* **DATA IN THIS EXERCISE**:

———

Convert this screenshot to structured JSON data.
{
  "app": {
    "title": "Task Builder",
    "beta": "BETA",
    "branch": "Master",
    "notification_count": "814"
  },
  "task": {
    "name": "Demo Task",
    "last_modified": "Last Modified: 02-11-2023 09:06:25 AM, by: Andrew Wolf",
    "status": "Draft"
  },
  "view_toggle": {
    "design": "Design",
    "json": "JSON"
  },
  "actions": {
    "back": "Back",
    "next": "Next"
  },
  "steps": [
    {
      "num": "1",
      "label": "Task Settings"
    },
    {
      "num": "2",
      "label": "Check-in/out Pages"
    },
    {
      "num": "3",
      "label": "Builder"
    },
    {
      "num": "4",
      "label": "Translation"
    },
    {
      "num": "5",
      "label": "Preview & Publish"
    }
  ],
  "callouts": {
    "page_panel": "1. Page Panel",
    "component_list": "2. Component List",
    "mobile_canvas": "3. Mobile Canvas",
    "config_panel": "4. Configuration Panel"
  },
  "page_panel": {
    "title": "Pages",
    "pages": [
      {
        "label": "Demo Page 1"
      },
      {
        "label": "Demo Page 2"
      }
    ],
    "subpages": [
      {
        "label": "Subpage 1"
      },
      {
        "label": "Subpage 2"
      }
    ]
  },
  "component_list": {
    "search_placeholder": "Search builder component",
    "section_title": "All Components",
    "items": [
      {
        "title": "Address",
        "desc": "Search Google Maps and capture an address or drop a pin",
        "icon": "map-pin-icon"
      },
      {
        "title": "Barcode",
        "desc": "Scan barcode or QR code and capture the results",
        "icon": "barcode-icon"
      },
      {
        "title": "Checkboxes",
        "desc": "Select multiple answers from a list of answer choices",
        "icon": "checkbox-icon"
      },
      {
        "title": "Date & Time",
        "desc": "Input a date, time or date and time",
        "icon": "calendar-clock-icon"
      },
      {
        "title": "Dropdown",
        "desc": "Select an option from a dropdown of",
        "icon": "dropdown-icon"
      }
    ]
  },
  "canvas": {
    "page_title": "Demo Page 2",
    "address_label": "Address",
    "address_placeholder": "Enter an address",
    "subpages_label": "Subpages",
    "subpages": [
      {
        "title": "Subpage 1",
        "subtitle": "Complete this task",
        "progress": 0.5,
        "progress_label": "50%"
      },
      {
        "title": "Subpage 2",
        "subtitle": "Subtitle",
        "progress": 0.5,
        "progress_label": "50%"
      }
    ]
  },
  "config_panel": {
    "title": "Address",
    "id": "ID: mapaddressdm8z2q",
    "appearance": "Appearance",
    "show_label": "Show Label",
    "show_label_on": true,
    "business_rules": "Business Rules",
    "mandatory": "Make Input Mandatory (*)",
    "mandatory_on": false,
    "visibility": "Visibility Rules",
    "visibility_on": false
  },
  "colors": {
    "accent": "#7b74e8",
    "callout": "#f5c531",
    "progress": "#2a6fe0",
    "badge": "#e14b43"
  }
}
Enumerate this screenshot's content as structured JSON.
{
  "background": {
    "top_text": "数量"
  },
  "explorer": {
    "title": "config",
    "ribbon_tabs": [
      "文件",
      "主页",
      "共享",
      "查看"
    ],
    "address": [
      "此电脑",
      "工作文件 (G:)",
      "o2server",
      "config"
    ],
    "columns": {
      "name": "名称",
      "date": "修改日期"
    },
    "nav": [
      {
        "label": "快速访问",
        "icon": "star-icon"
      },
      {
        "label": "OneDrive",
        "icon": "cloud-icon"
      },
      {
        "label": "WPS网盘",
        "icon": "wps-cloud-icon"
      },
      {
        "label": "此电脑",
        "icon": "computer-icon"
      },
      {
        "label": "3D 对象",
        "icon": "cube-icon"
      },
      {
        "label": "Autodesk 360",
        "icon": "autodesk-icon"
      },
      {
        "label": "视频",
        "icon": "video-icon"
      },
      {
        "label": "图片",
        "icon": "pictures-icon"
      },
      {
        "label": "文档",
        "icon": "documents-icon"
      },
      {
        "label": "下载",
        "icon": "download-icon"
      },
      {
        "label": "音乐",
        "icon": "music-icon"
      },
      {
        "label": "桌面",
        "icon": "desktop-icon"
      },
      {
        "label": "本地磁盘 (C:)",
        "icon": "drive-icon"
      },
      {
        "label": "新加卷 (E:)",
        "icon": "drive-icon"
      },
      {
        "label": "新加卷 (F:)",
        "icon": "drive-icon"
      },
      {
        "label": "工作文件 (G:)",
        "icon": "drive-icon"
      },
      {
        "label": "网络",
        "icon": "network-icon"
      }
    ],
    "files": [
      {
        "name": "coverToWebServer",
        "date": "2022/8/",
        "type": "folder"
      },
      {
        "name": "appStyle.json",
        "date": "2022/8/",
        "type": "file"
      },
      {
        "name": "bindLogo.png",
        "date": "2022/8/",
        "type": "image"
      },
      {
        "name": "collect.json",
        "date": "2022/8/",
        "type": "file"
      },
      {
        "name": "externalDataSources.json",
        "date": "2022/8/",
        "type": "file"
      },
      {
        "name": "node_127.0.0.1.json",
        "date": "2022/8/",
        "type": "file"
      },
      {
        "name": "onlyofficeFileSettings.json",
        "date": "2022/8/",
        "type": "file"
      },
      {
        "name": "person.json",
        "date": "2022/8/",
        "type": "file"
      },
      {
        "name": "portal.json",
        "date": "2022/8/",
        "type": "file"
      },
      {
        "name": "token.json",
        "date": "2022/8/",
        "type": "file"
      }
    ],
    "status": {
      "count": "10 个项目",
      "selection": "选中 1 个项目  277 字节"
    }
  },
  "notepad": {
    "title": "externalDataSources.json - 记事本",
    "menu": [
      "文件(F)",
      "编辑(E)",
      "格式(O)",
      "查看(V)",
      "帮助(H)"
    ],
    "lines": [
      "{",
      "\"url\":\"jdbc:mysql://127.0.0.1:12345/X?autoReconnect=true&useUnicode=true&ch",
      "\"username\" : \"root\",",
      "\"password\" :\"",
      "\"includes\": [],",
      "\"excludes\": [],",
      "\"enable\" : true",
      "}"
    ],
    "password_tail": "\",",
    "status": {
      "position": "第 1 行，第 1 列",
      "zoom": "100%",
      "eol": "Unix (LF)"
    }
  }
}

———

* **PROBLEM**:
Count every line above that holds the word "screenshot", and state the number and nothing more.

* **TASK OUTPUT**:
2